● **Your task**
The answer must consist of every line below containing "ownership".

____ Provided records

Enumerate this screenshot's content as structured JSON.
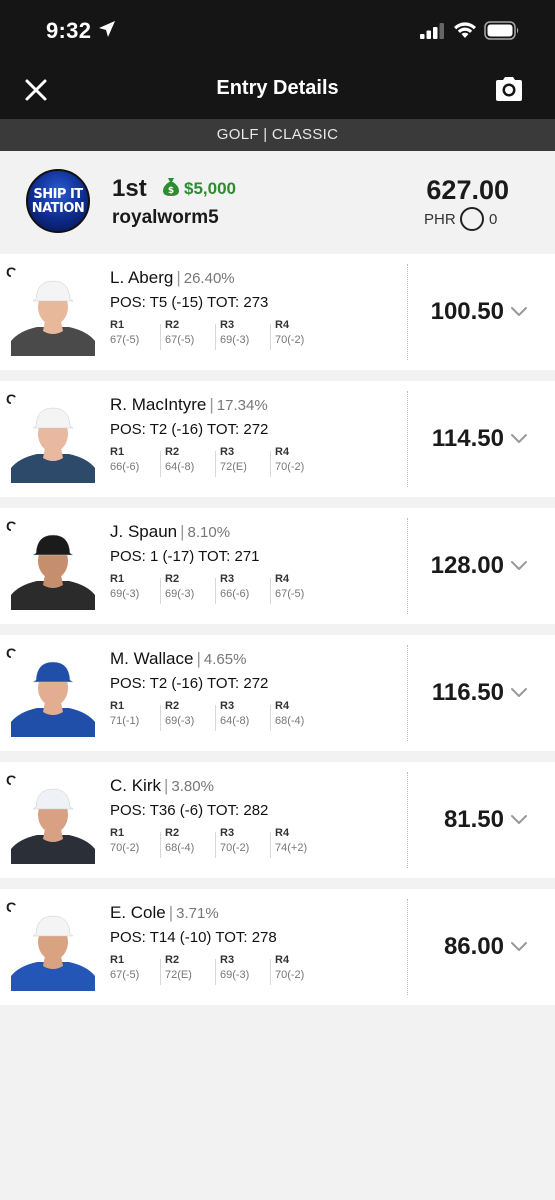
{
  "status_bar": {
    "time": "9:32"
  },
  "header": {
    "title": "Entry Details"
  },
  "contest_type": "GOLF | CLASSIC",
  "entry": {
    "logo_text_line1": "SHIP IT",
    "logo_text_line2": "NATION",
    "rank": "1st",
    "prize": "$5,000",
    "username": "royalworm5",
    "total_points": "627.00",
    "phr_label": "PHR",
    "phr_value": "0"
  },
  "colors": {
    "prize_green": "#2e8b2e",
    "header_bg": "#151515",
    "subheader_bg": "#3a3a3a"
  },
  "players": [
    {
      "pos": "G",
      "name": "L. Aberg",
      "ownership": "26.40%",
      "position_line": "POS: T5 (-15) TOT: 273",
      "rounds": [
        {
          "label": "R1",
          "value": "67(-5)"
        },
        {
          "label": "R2",
          "value": "67(-5)"
        },
        {
          "label": "R3",
          "value": "69(-3)"
        },
        {
          "label": "R4",
          "value": "70(-2)"
        }
      ],
      "points": "100.50",
      "shirt": "#4a4a4a",
      "cap": "#f4f4f4",
      "skin": "#e8b89a"
    },
    {
      "pos": "G",
      "name": "R. MacIntyre",
      "ownership": "17.34%",
      "position_line": "POS: T2 (-16) TOT: 272",
      "rounds": [
        {
          "label": "R1",
          "value": "66(-6)"
        },
        {
          "label": "R2",
          "value": "64(-8)"
        },
        {
          "label": "R3",
          "value": "72(E)"
        },
        {
          "label": "R4",
          "value": "70(-2)"
        }
      ],
      "points": "114.50",
      "shirt": "#2d4a6a",
      "cap": "#f4f4f4",
      "skin": "#e9b8a0"
    },
    {
      "pos": "G",
      "name": "J. Spaun",
      "ownership": "8.10%",
      "position_line": "POS: 1 (-17) TOT: 271",
      "rounds": [
        {
          "label": "R1",
          "value": "69(-3)"
        },
        {
          "label": "R2",
          "value": "69(-3)"
        },
        {
          "label": "R3",
          "value": "66(-6)"
        },
        {
          "label": "R4",
          "value": "67(-5)"
        }
      ],
      "points": "128.00",
      "shirt": "#2b2b2b",
      "cap": "#1b1b1b",
      "skin": "#c58f6e"
    },
    {
      "pos": "G",
      "name": "M. Wallace",
      "ownership": "4.65%",
      "position_line": "POS: T2 (-16) TOT: 272",
      "rounds": [
        {
          "label": "R1",
          "value": "71(-1)"
        },
        {
          "label": "R2",
          "value": "69(-3)"
        },
        {
          "label": "R3",
          "value": "64(-8)"
        },
        {
          "label": "R4",
          "value": "68(-4)"
        }
      ],
      "points": "116.50",
      "shirt": "#1f4fa8",
      "cap": "#1f4fa8",
      "skin": "#e3ad92"
    },
    {
      "pos": "G",
      "name": "C. Kirk",
      "ownership": "3.80%",
      "position_line": "POS: T36 (-6) TOT: 282",
      "rounds": [
        {
          "label": "R1",
          "value": "70(-2)"
        },
        {
          "label": "R2",
          "value": "68(-4)"
        },
        {
          "label": "R3",
          "value": "70(-2)"
        },
        {
          "label": "R4",
          "value": "74(+2)"
        }
      ],
      "points": "81.50",
      "shirt": "#2a2f38",
      "cap": "#eef2f6",
      "skin": "#d8a184"
    },
    {
      "pos": "G",
      "name": "E. Cole",
      "ownership": "3.71%",
      "position_line": "POS: T14 (-10) TOT: 278",
      "rounds": [
        {
          "label": "R1",
          "value": "67(-5)"
        },
        {
          "label": "R2",
          "value": "72(E)"
        },
        {
          "label": "R3",
          "value": "69(-3)"
        },
        {
          "label": "R4",
          "value": "70(-2)"
        }
      ],
      "points": "86.00",
      "shirt": "#2456b8",
      "cap": "#f4f4f4",
      "skin": "#d9a382"
    }
  ]
}
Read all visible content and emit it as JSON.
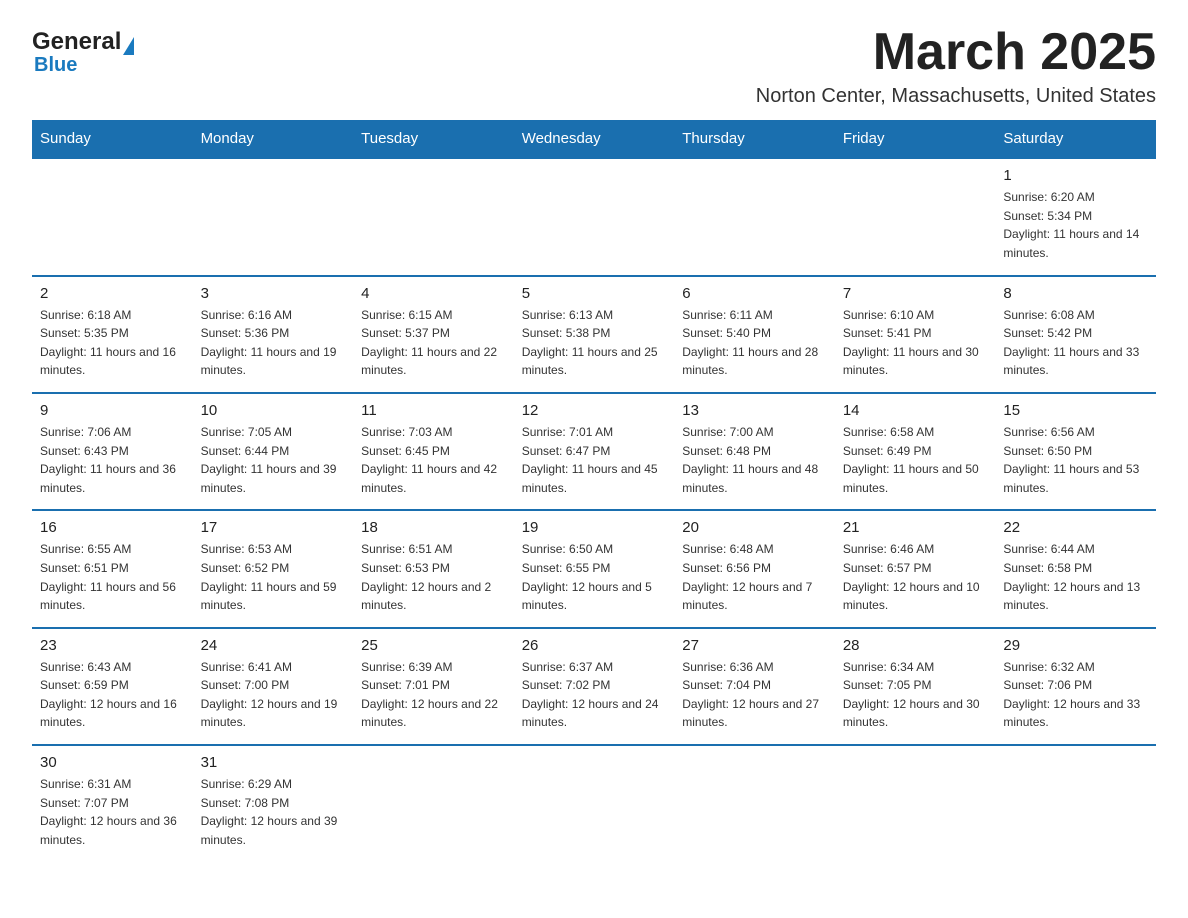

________

● **Answer to the problem**
      "ownership": "26.40%",
      "ownership": "17.34%",
      "ownership": "8.10%",
      "ownership": "4.65%",
      "ownership": "3.80%",
      "ownership": "3.71%",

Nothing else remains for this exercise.